Series: The Reckoners #1
Good Reads Rating: 4.16 Stars
Series: The Reckoners #1
Genre: YA Dystopia/Sci-Fi
Publisher: Delacorte Press
Good Reads Summary:
There are no heroes.
Ten years ago, Calamity came. It was a burst in the sky that gave ordinary men and women extraordinary powers. The awed public started calling them Epics.
But Epics are no friend of man. With incredible gifts came the desire to rule. And to rule man you must crush his wills.
Nobody fights the Epics… nobody but the Reckoners. A shadowy group of ordinary humans, they spend their lives studying Epics, finding their weaknesses, and then assassinating them.
And David wants in. He wants Steelheart—the Epic who is said to be invincible. The Epic who killed David’s father. For years, like the Reckoners, David’s been studying, and planning—and he has something they need. Not an object, but an experience.
He’s seen Steelheart bleed. And he wants revenge.
My Quick Recap:
When David was a child, he was the only survivor of a brutal attack on a bank by the Epic known as Steelheart. Epics have super powers, but no one is exactly sure how they got them, or why certain people are chosen and not others. What David does know is that Epics beat mankind into submission, and the fearful life mankind leads is not the life he wants any longer. Unfortunately, the man who killed his father and the epic who David wants revenge on, is the invincible Steelheart. At least, everyone thinks Steelheart is invincible. But David knows a secret, a secret that Steelheart himself killed to have buried. David knows Steelheart has a weakness. He just has to figure out what it is.
There are so many fantastic things about this book. There was not a dull moment. You can’t honestly say that about many books. Even the “down time”, Sanderson is revealing something extremely interesting, or vitally important to the plot.
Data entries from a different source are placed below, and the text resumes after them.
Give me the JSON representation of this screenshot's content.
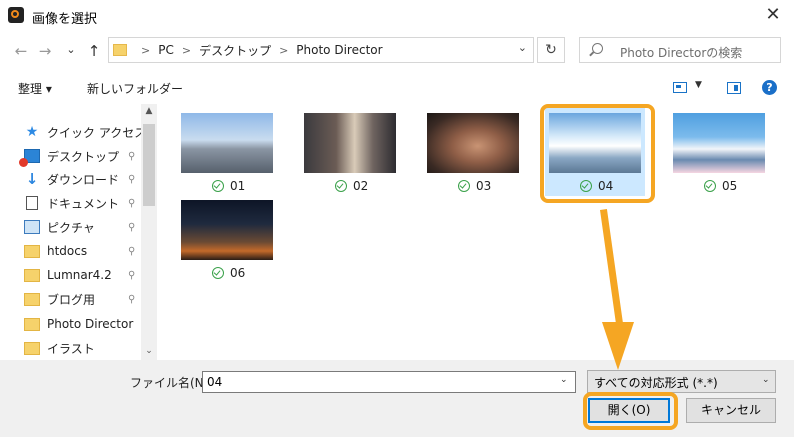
{
  "window": {
    "title": "画像を選択",
    "close_label": "✕"
  },
  "nav": {
    "back": "←",
    "forward": "→",
    "recent": "⌄",
    "up": "↑",
    "breadcrumb": [
      "PC",
      "デスクトップ",
      "Photo Director"
    ],
    "refresh": "↻",
    "search_placeholder": "Photo Directorの検索"
  },
  "toolbar": {
    "organize": "整理 ▾",
    "new_folder": "新しいフォルダー",
    "help": "?"
  },
  "sidebar": {
    "items": [
      {
        "label": "クイック アクセス",
        "icon": "star-icon",
        "pinned": false
      },
      {
        "label": "デスクトップ",
        "icon": "desktop-icon",
        "pinned": true
      },
      {
        "label": "ダウンロード",
        "icon": "download-icon",
        "pinned": true
      },
      {
        "label": "ドキュメント",
        "icon": "document-icon",
        "pinned": true
      },
      {
        "label": "ピクチャ",
        "icon": "pictures-icon",
        "pinned": true
      },
      {
        "label": "htdocs",
        "icon": "folder-icon",
        "pinned": true
      },
      {
        "label": "Lumnar4.2",
        "icon": "folder-icon",
        "pinned": true
      },
      {
        "label": "ブログ用",
        "icon": "folder-icon",
        "pinned": true
      },
      {
        "label": "Photo Director",
        "icon": "folder-icon",
        "pinned": false
      },
      {
        "label": "イラスト",
        "icon": "folder-icon",
        "pinned": false
      }
    ]
  },
  "files": [
    {
      "name": "01",
      "selected": false
    },
    {
      "name": "02",
      "selected": false
    },
    {
      "name": "03",
      "selected": false
    },
    {
      "name": "04",
      "selected": true
    },
    {
      "name": "05",
      "selected": false
    },
    {
      "name": "06",
      "selected": false
    }
  ],
  "footer": {
    "filename_label": "ファイル名(N):",
    "filename_value": "04",
    "filter_value": "すべての対応形式 (*.*)",
    "open_button": "開く(O)",
    "cancel_button": "キャンセル"
  },
  "colors": {
    "accent": "#0078d7",
    "highlight": "#f5a623",
    "selection": "#cce8ff"
  }
}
David is a great hero. He’s impulsive, yet extremely intelligent, focused (sometimes too focused) and he uses those attributes to aid a rebel group known as The Reckoners. David has a lot of emotional baggage to wade through, and it was interesting to see him come to terms with the darker parts of him that have been driving him his entire life. Fortunately, those parts drove him directly to the Reckoners. Each one of the Reckoners was interesting, had their own obvious strengths and weaknesses and were distinctive people. I was intrigued by Megan, and her back story; I really liked her character and was thrilled with the direction Sanderson took her. I had similar feelings for Prof; it was through his character that I feel the reader sees where the series is headed the most, which was fun and exciting to see. So many books these days have secondary characters that just sort of blend in with the crowd. Sanderson creates a group of people who are each memorable in their own way.
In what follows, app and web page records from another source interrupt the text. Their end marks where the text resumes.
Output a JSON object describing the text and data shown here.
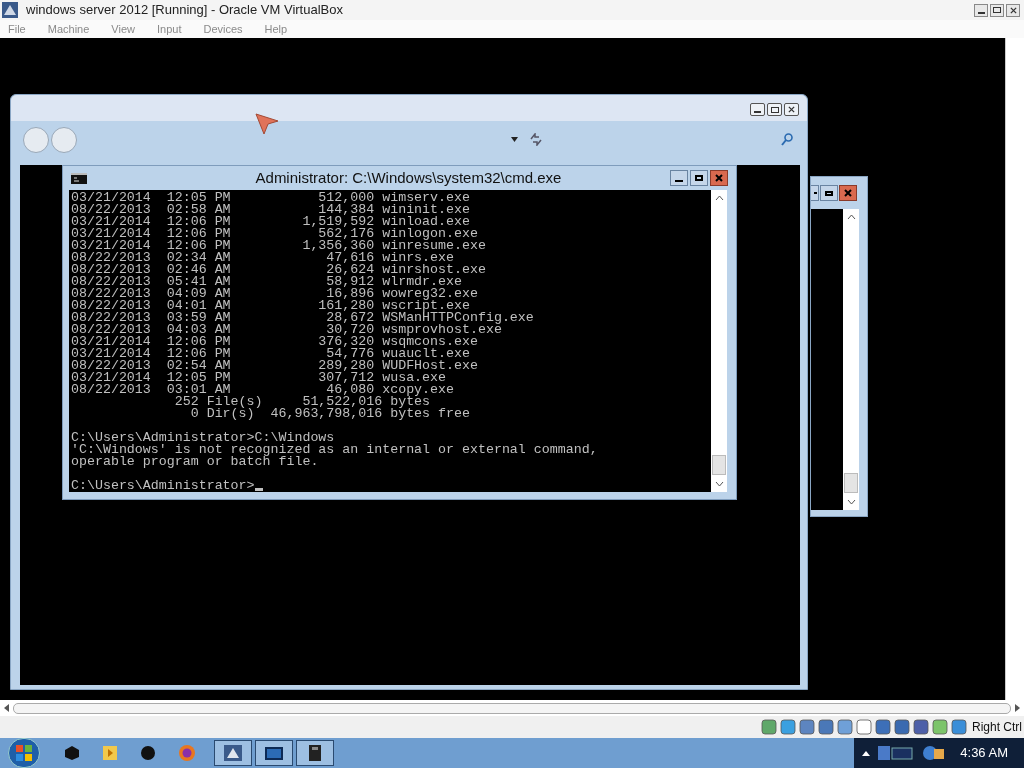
{
  "window": {
    "title": "windows server 2012 [Running] - Oracle VM VirtualBox"
  },
  "menu": [
    "File",
    "Machine",
    "View",
    "Input",
    "Devices",
    "Help"
  ],
  "console": {
    "title": "Administrator: C:\\Windows\\system32\\cmd.exe",
    "blocks": [
      [
        "03/21/2014  12:05 PM           512,000 wimserv.exe",
        "08/22/2013  02:58 AM           144,384 wininit.exe",
        "03/21/2014  12:06 PM         1,519,592 winload.exe",
        "03/21/2014  12:06 PM           562,176 winlogon.exe",
        "03/21/2014  12:06 PM         1,356,360 winresume.exe",
        "08/22/2013  02:34 AM            47,616 winrs.exe",
        "08/22/2013  02:46 AM            26,624 winrshost.exe",
        "08/22/2013  05:41 AM            58,912 wlrmdr.exe",
        "08/22/2013  04:09 AM            16,896 wowreg32.exe",
        "08/22/2013  04:01 AM           161,280 wscript.exe",
        "08/22/2013  03:59 AM            28,672 WSManHTTPConfig.exe",
        "08/22/2013  04:03 AM            30,720 wsmprovhost.exe",
        "03/21/2014  12:06 PM           376,320 wsqmcons.exe",
        "03/21/2014  12:06 PM            54,776 wuauclt.exe",
        "08/22/2013  02:54 AM           289,280 WUDFHost.exe",
        "03/21/2014  12:05 PM           307,712 wusa.exe",
        "08/22/2013  03:01 AM            46,080 xcopy.exe",
        "             252 File(s)     51,522,016 bytes",
        "               0 Dir(s)  46,963,798,016 bytes free"
      ],
      [
        "C:\\Users\\Administrator>C:\\Windows",
        "'C:\\Windows' is not recognized as an internal or external command,",
        "operable program or batch file."
      ],
      [
        "C:\\Users\\Administrator>"
      ]
    ]
  },
  "status_bar": {
    "host_key": "Right Ctrl"
  },
  "clock": "4:36 AM"
}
The Epics were an interesting sci-fi device. They had an infinite range of abilities and weaknesses. The long trek to figure out Steelheart’s weakness was stressful, as I had absolutely no idea what it could be. The great thing about Sanderson’s writing is as you’re moving along, he gives options for explanations for things that seem perfectly reasonable. And then he unveils the actual explanation, showing how brilliant of a writer he is. Steelheart’s weakness was one of those brilliant moments, where my jaw dropped and I started laughing because I couldn’t handle the awesome.
There were other similar moments, but I really don’t want to give anything away, so I’ll just leave it at that.
There are other fun sci-fi elements, such as cool tech, ridiculously huge guns, etc.
One of the biggest reasons I love the writing in Steelheart is because it’s written so cinematically; you can really imagine it being on a big screen (and I’d be shocked if it doesn’t get snapped up by a production company this year, if it hasn’t been already). The stakes are as high as they can be, and Sanderson doesn’t hold anything back. There were plenty of times where I was left thinking, ‘did he REALLY just do that??’ The action scenes are incredibly well written, and they are extensive in the best way imaginable, which is not always the case in YA fiction.
This is a great YA book for guys (in my opinion, as I myself am not a guy) since the protagonist is a really great guy character; I highly recommend it for girls as well though, since its just such dang good writing (fear not girls, there are some romance elements. Not a full blown romance, but its there, trust me). One of my favorite reads of 2013, and I absolutely cannot wait to get my hands on the sequel.